Excerpts from an interface dataset:
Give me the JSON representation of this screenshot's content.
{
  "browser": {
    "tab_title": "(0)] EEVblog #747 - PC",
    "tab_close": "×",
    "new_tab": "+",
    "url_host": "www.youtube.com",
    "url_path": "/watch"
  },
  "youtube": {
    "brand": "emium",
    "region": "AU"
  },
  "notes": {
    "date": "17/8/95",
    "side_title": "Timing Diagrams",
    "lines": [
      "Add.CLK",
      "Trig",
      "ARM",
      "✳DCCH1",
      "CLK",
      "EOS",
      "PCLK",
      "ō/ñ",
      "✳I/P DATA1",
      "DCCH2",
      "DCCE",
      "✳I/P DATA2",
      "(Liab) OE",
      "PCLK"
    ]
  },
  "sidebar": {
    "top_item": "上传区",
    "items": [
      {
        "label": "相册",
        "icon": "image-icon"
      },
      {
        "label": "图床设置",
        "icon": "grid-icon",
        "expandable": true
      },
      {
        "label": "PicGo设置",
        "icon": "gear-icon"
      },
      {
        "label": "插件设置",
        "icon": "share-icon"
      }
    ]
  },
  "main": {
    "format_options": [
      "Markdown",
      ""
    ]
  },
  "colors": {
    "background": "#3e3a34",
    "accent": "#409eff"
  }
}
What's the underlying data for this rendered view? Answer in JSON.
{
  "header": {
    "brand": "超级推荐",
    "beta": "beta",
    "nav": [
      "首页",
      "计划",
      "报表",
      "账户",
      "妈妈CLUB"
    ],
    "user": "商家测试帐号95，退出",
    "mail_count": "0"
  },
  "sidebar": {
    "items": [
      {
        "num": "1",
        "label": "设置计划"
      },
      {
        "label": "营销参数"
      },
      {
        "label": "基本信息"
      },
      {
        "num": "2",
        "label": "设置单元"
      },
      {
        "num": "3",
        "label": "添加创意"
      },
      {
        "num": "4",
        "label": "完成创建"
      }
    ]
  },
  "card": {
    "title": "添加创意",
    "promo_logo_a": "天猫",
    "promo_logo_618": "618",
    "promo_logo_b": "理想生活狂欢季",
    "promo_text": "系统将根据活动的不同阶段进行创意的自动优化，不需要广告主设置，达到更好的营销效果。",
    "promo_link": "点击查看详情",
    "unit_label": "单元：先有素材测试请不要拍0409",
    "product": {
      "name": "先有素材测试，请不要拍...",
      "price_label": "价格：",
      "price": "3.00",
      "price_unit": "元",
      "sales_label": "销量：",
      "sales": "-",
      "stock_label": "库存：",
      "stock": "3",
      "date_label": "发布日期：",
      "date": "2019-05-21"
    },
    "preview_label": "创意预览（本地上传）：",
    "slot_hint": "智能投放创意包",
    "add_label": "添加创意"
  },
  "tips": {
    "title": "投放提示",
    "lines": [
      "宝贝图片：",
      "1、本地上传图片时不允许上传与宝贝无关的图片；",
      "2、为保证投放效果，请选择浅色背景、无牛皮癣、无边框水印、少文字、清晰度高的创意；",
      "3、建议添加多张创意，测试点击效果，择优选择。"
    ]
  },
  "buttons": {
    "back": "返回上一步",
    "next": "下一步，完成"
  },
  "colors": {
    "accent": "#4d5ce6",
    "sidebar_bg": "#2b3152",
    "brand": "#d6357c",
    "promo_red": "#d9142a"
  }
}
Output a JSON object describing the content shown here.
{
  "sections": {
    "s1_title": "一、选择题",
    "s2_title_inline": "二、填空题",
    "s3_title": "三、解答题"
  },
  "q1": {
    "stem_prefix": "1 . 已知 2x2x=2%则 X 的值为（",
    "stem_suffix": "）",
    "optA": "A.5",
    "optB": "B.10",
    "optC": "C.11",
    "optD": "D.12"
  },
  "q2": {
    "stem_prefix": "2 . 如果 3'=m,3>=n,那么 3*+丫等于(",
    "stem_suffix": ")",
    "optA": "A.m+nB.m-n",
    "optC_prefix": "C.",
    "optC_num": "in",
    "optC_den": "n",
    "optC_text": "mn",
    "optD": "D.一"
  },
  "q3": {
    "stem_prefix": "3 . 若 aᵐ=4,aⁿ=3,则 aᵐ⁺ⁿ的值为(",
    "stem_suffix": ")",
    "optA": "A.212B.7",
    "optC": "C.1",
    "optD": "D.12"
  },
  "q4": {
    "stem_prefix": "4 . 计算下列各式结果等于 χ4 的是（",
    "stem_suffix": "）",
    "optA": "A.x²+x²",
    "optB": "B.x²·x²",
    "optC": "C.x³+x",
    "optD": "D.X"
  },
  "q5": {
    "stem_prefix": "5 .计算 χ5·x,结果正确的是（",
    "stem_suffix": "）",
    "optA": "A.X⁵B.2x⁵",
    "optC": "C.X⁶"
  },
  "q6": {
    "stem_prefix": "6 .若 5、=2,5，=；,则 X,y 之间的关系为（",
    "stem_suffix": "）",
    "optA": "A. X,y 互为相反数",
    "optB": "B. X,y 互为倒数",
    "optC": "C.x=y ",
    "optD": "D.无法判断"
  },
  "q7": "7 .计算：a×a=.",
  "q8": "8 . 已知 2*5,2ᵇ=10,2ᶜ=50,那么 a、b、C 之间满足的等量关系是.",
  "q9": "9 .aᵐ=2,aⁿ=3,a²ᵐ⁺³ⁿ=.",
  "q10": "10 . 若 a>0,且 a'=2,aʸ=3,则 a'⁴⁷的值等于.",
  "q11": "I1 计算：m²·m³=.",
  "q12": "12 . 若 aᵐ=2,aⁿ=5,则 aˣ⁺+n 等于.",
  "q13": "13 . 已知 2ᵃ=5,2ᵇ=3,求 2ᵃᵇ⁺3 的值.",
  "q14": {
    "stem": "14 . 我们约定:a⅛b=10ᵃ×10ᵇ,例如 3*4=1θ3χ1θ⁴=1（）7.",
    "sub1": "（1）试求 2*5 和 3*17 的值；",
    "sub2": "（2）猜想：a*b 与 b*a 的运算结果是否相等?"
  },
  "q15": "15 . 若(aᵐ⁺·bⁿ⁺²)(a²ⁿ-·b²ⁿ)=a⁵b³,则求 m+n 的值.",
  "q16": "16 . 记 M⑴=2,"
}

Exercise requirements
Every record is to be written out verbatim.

Task response
Give me the JSON representation of this screenshot's content.
{
  "browser": {
    "tab_title": "(0)] EEVblog #747 - PC",
    "tab_close": "×",
    "new_tab": "+",
    "url_host": "www.youtube.com",
    "url_path": "/watch"
  },
  "youtube": {
    "brand": "emium",
    "region": "AU"
  },
  "notes": {
    "date": "17/8/95",
    "side_title": "Timing Diagrams",
    "lines": [
      "Add.CLK",
      "Trig",
      "ARM",
      "✳DCCH1",
      "CLK",
      "EOS",
      "PCLK",
      "ō/ñ",
      "✳I/P DATA1",
      "DCCH2",
      "DCCE",
      "✳I/P DATA2",
      "(Liab) OE",
      "PCLK"
    ]
  },
  "sidebar": {
    "top_item": "上传区",
    "items": [
      {
        "label": "相册",
        "icon": "image-icon"
      },
      {
        "label": "图床设置",
        "icon": "grid-icon",
        "expandable": true
      },
      {
        "label": "PicGo设置",
        "icon": "gear-icon"
      },
      {
        "label": "插件设置",
        "icon": "share-icon"
      }
    ]
  },
  "main": {
    "format_options": [
      "Markdown",
      ""
    ]
  },
  "colors": {
    "background": "#3e3a34",
    "accent": "#409eff"
  }
}
What's the underlying data for this rendered view? Answer in JSON.
{
  "header": {
    "brand": "超级推荐",
    "beta": "beta",
    "nav": [
      "首页",
      "计划",
      "报表",
      "账户",
      "妈妈CLUB"
    ],
    "user": "商家测试帐号95，退出",
    "mail_count": "0"
  },
  "sidebar": {
    "items": [
      {
        "num": "1",
        "label": "设置计划"
      },
      {
        "label": "营销参数"
      },
      {
        "label": "基本信息"
      },
      {
        "num": "2",
        "label": "设置单元"
      },
      {
        "num": "3",
        "label": "添加创意"
      },
      {
        "num": "4",
        "label": "完成创建"
      }
    ]
  },
  "card": {
    "title": "添加创意",
    "promo_logo_a": "天猫",
    "promo_logo_618": "618",
    "promo_logo_b": "理想生活狂欢季",
    "promo_text": "系统将根据活动的不同阶段进行创意的自动优化，不需要广告主设置，达到更好的营销效果。",
    "promo_link": "点击查看详情",
    "unit_label": "单元：先有素材测试请不要拍0409",
    "product": {
      "name": "先有素材测试，请不要拍...",
      "price_label": "价格：",
      "price": "3.00",
      "price_unit": "元",
      "sales_label": "销量：",
      "sales": "-",
      "stock_label": "库存：",
      "stock": "3",
      "date_label": "发布日期：",
      "date": "2019-05-21"
    },
    "preview_label": "创意预览（本地上传）：",
    "slot_hint": "智能投放创意包",
    "add_label": "添加创意"
  },
  "tips": {
    "title": "投放提示",
    "lines": [
      "宝贝图片：",
      "1、本地上传图片时不允许上传与宝贝无关的图片；",
      "2、为保证投放效果，请选择浅色背景、无牛皮癣、无边框水印、少文字、清晰度高的创意；",
      "3、建议添加多张创意，测试点击效果，择优选择。"
    ]
  },
  "buttons": {
    "back": "返回上一步",
    "next": "下一步，完成"
  },
  "colors": {
    "accent": "#4d5ce6",
    "sidebar_bg": "#2b3152",
    "brand": "#d6357c",
    "promo_red": "#d9142a"
  }
}
Output a JSON object describing the content shown here.
{
  "sections": {
    "s1_title": "一、选择题",
    "s2_title_inline": "二、填空题",
    "s3_title": "三、解答题"
  },
  "q1": {
    "stem_prefix": "1 . 已知 2x2x=2%则 X 的值为（",
    "stem_suffix": "）",
    "optA": "A.5",
    "optB": "B.10",
    "optC": "C.11",
    "optD": "D.12"
  },
  "q2": {
    "stem_prefix": "2 . 如果 3'=m,3>=n,那么 3*+丫等于(",
    "stem_suffix": ")",
    "optA": "A.m+nB.m-n",
    "optC_prefix": "C.",
    "optC_num": "in",
    "optC_den": "n",
    "optC_text": "mn",
    "optD": "D.一"
  },
  "q3": {
    "stem_prefix": "3 . 若 aᵐ=4,aⁿ=3,则 aᵐ⁺ⁿ的值为(",
    "stem_suffix": ")",
    "optA": "A.212B.7",
    "optC": "C.1",
    "optD": "D.12"
  },
  "q4": {
    "stem_prefix": "4 . 计算下列各式结果等于 χ4 的是（",
    "stem_suffix": "）",
    "optA": "A.x²+x²",
    "optB": "B.x²·x²",
    "optC": "C.x³+x",
    "optD": "D.X"
  },
  "q5": {
    "stem_prefix": "5 .计算 χ5·x,结果正确的是（",
    "stem_suffix": "）",
    "optA": "A.X⁵B.2x⁵",
    "optC": "C.X⁶"
  },
  "q6": {
    "stem_prefix": "6 .若 5、=2,5，=；,则 X,y 之间的关系为（",
    "stem_suffix": "）",
    "optA": "A. X,y 互为相反数",
    "optB": "B. X,y 互为倒数",
    "optC": "C.x=y ",
    "optD": "D.无法判断"
  },
  "q7": "7 .计算：a×a=.",
  "q8": "8 . 已知 2*5,2ᵇ=10,2ᶜ=50,那么 a、b、C 之间满足的等量关系是.",
  "q9": "9 .aᵐ=2,aⁿ=3,a²ᵐ⁺³ⁿ=.",
  "q10": "10 . 若 a>0,且 a'=2,aʸ=3,则 a'⁴⁷的值等于.",
  "q11": "I1 计算：m²·m³=.",
  "q12": "12 . 若 aᵐ=2,aⁿ=5,则 aˣ⁺+n 等于.",
  "q13": "13 . 已知 2ᵃ=5,2ᵇ=3,求 2ᵃᵇ⁺3 的值.",
  "q14": {
    "stem": "14 . 我们约定:a⅛b=10ᵃ×10ᵇ,例如 3*4=1θ3χ1θ⁴=1（）7.",
    "sub1": "（1）试求 2*5 和 3*17 的值；",
    "sub2": "（2）猜想：a*b 与 b*a 的运算结果是否相等?"
  },
  "q15": "15 . 若(aᵐ⁺·bⁿ⁺²)(a²ⁿ-·b²ⁿ)=a⁵b³,则求 m+n 的值.",
  "q16": "16 . 记 M⑴=2,"
}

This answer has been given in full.